[DESCRIPTION OF THE TASK]: Which of the lines in the data mention the string "icon"? List them all.

[SUPPLIED DATA]:
::::::

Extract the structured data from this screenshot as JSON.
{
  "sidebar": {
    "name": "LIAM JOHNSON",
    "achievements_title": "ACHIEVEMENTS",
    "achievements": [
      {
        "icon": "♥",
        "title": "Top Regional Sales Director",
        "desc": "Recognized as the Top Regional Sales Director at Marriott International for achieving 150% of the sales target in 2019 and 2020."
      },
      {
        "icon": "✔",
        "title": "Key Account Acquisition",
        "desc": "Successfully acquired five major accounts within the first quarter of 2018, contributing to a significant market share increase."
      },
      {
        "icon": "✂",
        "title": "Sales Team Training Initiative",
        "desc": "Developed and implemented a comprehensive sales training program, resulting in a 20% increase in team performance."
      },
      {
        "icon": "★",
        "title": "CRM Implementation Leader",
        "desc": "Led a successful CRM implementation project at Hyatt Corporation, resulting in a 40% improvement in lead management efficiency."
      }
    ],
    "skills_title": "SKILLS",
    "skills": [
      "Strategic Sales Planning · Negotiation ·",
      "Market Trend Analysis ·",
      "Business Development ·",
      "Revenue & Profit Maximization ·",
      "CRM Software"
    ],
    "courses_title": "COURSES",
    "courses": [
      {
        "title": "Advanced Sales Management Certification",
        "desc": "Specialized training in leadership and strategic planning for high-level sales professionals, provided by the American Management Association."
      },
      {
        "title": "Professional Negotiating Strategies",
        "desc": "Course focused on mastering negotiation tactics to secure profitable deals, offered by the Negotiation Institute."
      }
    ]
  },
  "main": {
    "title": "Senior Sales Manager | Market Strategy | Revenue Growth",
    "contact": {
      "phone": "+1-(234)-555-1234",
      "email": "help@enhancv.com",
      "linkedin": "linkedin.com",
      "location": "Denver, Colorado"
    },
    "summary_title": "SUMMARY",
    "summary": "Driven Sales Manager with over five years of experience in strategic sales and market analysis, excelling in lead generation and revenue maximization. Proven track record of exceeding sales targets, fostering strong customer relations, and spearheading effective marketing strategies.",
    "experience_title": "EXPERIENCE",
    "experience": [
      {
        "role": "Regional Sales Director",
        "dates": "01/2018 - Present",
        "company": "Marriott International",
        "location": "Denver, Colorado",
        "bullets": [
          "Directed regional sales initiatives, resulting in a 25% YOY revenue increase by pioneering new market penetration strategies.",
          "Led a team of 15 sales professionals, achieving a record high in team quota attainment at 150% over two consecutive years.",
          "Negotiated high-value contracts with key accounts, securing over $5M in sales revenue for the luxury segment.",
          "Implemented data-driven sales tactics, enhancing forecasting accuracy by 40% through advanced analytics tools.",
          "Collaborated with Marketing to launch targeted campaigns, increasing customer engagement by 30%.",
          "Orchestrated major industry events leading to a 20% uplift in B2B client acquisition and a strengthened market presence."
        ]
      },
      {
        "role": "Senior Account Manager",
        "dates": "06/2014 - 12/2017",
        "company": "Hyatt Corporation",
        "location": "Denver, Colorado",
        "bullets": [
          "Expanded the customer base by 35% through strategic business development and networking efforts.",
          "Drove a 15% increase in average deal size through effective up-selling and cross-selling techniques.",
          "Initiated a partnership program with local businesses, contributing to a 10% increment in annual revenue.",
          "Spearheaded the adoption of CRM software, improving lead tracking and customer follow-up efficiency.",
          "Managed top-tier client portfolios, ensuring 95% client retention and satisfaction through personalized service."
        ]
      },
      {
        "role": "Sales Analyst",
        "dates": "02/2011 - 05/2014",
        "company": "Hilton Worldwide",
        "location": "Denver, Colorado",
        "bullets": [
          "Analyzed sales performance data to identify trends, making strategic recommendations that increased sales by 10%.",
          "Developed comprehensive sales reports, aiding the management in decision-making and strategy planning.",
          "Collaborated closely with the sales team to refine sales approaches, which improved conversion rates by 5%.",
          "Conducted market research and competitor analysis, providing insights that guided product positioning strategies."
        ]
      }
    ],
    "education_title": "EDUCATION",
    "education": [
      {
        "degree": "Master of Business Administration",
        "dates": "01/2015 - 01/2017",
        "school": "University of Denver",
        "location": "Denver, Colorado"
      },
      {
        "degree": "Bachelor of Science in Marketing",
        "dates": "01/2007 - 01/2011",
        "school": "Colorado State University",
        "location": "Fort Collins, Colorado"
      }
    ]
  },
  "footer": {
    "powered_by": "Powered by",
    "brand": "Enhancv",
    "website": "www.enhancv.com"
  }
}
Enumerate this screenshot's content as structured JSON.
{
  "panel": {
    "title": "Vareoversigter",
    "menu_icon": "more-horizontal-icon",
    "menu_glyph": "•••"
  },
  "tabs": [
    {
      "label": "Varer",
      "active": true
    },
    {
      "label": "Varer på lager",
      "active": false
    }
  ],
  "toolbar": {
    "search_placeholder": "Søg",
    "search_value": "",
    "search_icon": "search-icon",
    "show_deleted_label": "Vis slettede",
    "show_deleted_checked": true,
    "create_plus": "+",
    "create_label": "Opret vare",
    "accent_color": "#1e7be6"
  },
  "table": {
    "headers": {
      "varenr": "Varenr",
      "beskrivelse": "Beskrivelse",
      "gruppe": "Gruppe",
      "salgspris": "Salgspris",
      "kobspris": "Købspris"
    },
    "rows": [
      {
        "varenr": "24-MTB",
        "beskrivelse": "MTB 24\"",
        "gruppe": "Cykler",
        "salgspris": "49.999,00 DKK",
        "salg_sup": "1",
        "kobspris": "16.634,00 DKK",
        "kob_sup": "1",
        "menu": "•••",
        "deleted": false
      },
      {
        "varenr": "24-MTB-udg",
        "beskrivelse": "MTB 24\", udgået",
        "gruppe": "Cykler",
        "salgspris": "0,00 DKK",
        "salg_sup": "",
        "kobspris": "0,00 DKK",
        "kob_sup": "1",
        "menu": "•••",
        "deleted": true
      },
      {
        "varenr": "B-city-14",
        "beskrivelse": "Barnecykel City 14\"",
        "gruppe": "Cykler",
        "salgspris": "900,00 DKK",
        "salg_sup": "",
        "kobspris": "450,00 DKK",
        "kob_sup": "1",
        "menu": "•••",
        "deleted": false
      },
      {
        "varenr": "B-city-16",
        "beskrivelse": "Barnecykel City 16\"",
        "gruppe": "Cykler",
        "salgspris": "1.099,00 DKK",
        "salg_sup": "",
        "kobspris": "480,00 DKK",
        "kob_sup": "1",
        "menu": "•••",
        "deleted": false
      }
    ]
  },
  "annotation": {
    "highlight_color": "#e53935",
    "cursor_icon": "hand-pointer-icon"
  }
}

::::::

[PROBLEM SOLUTION]:
        "icon": "♥",
        "icon": "✔",
        "icon": "✂",
        "icon": "★",
    "menu_icon": "more-horizontal-icon",
    "search_icon": "search-icon",
    "cursor_icon": "hand-pointer-icon"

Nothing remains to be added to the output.